Thank-you Michael for starting off the reflective blogging. Your post got me thinking about my participation in MobiMOOC and what that is going to look like this year.
I feel an obligation to contribute to MobiMOOC this year, largely because MobiMOOC last year was such a valuable experience for me, and the resulting collaborations of the MobiMOOC research team were a great boost to my resume, but also provided me with emotional support at times when I needed it. It has been such a pleasure collaborating with such a great geographically diverse team. Overall, it has been a very rewarding experience, so I feel that I owe it Inge to be a memorable participant in this year's MobiMOOC.
On the other had, this is very busy time of year for me. As I'm sure is true for many other participants, it is difficult to find the time to contribute. I was also not particularly motivated by the project challenge, as I'm not that interested in ICT4D (Information and Communication Technologies for Development). My area of interest is more with helping university professors adopt iPads, so my research rarely aligns with ICT4D objectives.
However, in EduMOOC last year, I learned the importance of taking control of my own learning in a MOOC. I need to decide for myself how I will contribute and how I will join in the conversation while still getting my other work done.

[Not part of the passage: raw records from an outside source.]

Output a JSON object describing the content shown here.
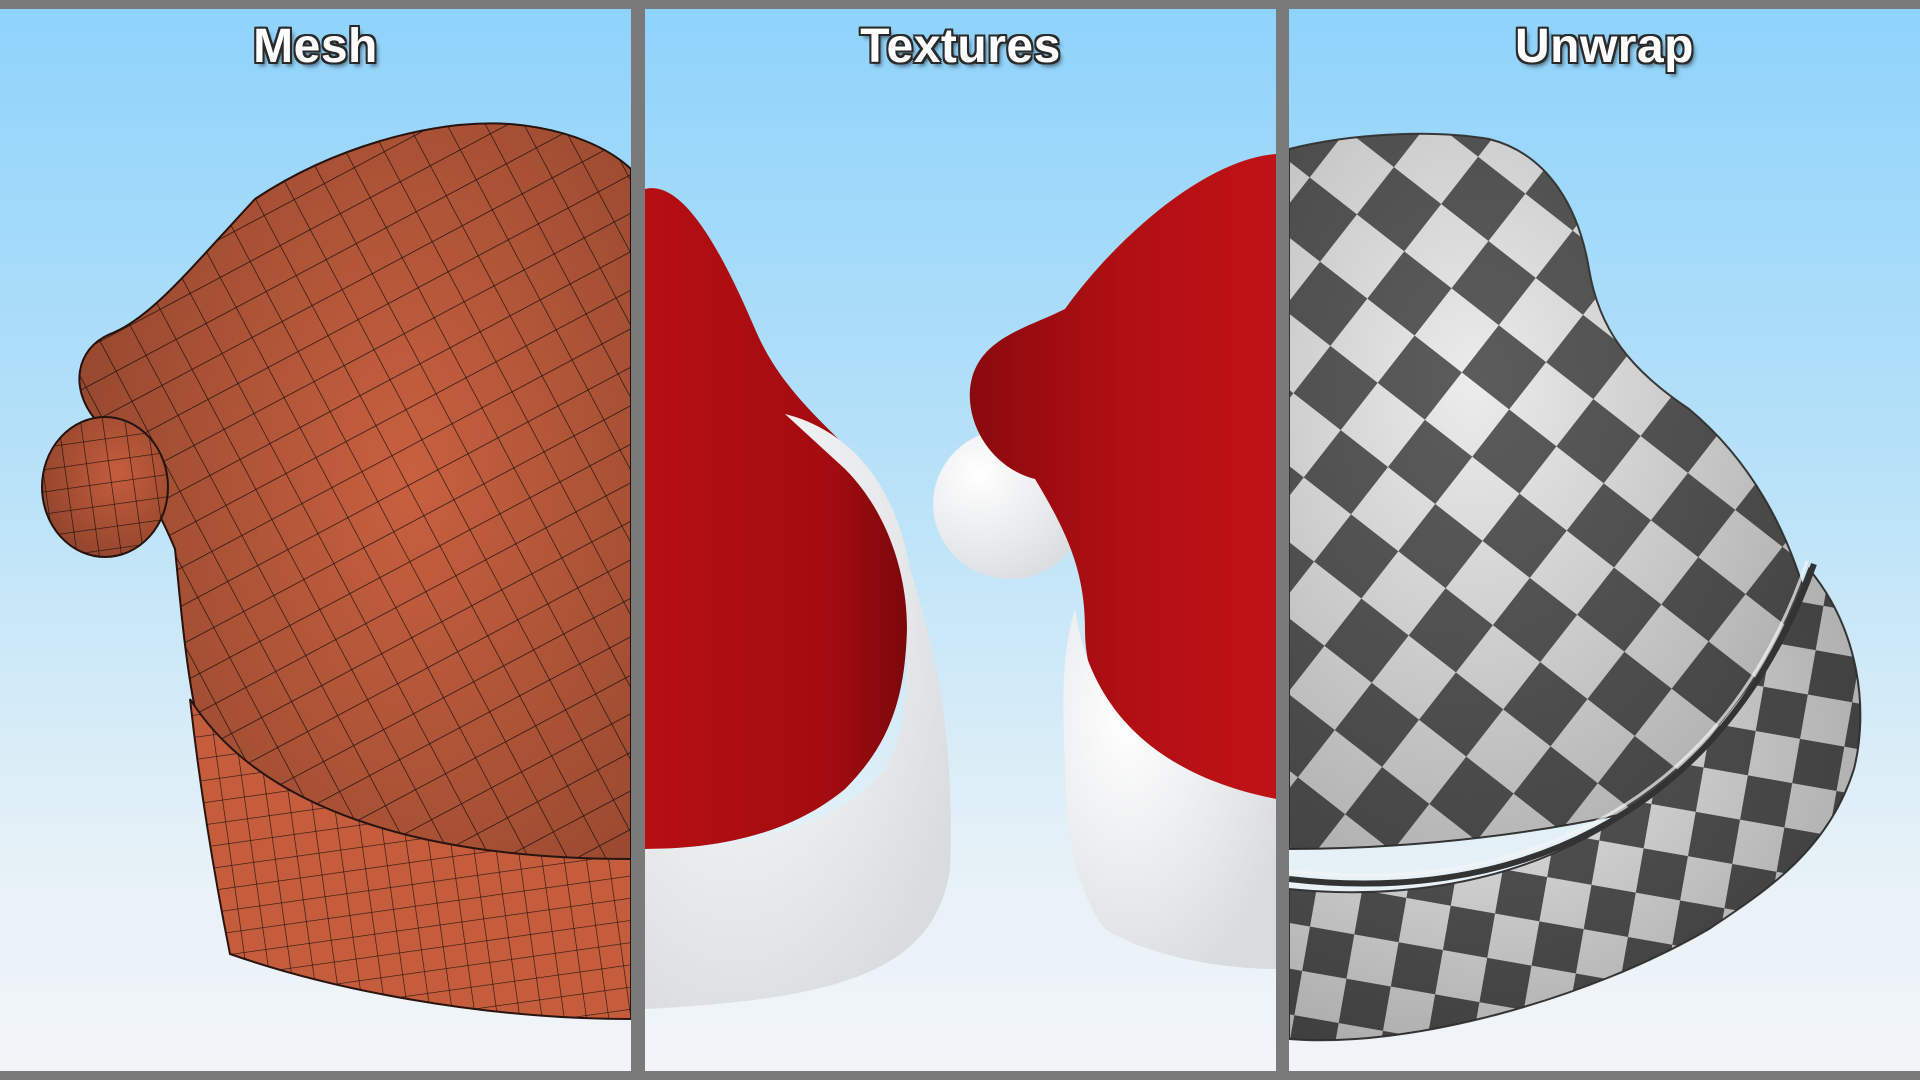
{
  "panels": [
    {
      "title": "Mesh"
    },
    {
      "title": "Textures"
    },
    {
      "title": "Unwrap"
    }
  ],
  "colors": {
    "frame": "#7a7a7a",
    "sky_top": "#8fd3fb",
    "sky_bottom": "#f2f5f8",
    "mesh_fill": "#c8603f",
    "hat_red": "#b50f13",
    "fur_white": "#f4f4f4",
    "checker_dark": "#5c5c5c",
    "checker_light": "#ececec"
  }
}
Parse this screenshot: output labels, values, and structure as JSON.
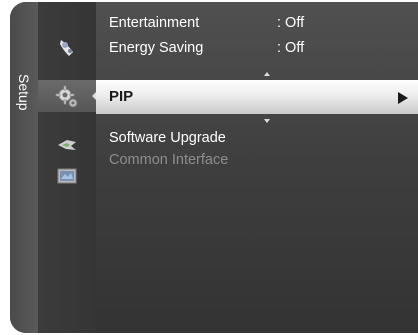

I also need to adapt aspects that don't align with what I need – so a project that doesn't align doesn't mean I won't do a project, it just means I'll redefine the requirement to align with what I need. So, in this post, I thought I'd share a couple of strategies for how I will integrate MobiMOOC into my activities over the next few weeks, such that I can still participate and connect, whilst getting my other work done.
First, I have looked for where there are synergies between MobiMOOC and what I already need to do. The key area where I see overlap is in the iPad Professional Development workshop I'm giving on October 2nd (If you happen to be in Ottawa, you are welcome to sign up). For that workshop, I'll be developing a fair bit of new content that will likely be of interest to MobiMOOCers, so, I'll be posting it on my blog. I've decided that my "project" for MobiMOOC will be the preparation of the content for the iPadagogy portion of my workshop. In mid-October I'll also be presenting the various theoretical foundations that support an iPad Professional Development Program (iPDP) that I'm working on as part of my PhD research at a couple of conferences (Ubi-Learn and mLearn). MobiMOOC presents an opportunity for me to share some of my ideas and to learn from others.

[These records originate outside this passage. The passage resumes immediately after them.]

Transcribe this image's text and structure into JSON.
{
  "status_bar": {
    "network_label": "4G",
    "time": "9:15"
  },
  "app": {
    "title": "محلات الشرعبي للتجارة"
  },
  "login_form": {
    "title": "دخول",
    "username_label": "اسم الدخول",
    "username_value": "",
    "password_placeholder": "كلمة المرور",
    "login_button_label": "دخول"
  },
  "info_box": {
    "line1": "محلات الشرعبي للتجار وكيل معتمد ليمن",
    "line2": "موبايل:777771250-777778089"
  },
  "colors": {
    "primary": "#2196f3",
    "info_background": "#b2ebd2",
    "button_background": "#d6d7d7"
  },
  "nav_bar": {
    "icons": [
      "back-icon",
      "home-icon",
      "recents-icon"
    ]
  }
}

Second, I've decide to mostly follow the Google group on my iPad. I found the interface (via Safari or Chrome) to be pretty good, and reading the groups on my iPad means that I'm not reading them when I'm sitting in front of my computer working. So, I use my breaks from my computer, those times when I need either a physical or mental break, to check up on the conversations. I follow the twitter stream as well. I don't feel the need to read everything. I scan and skip things, but I also give myself permission to jump in where I think I have something to contribute. For the most part, I write and post my contributions from my iPad (although I found I needed to use my Desktop to add my pin to the map). This also provides a test of the feasibility of participating in a MOOC strictly with a mobile device (my iPad), and points out to me when there are limitations. I've also found that the discussions are the one part that I think MobiMOOC does better than any other MOOC I've participated in. For some reason, they are richer and more active than I have experienced elsewhere. I feel that if I didn't participate here, I would be missing out!
Third, I don't expect to participate in any of the synchronous or video-based activities. Personally, I've not found them to be an effective use of my time. If I were less busy, I think I'd find them fun – during EduMOOC I participated in several Google Plus hangouts which was cool – but those were more about playing with a new technology (Google plus had just been released) than it was about meaningful conversations and learning.
And finally, the readings on course wiki. I'll scan through the weekly readings for the topics that interest me to see what has been published within the last year. As a result of my last year studying Mobile Learning at the PhD level, I've already read a lot of the older readings. In scanning the new ones, I'll likely find a few that I should add to my "to read" list. I can't guarantee that I'll get them read during MobiMOOC, but I can at least add them to my future reading list.
So, in the end, I believe I've struck a nice balance. I've defined how I can make MobiMOOC a valuable learning experience for me, without adding too much to my existing heavy workload!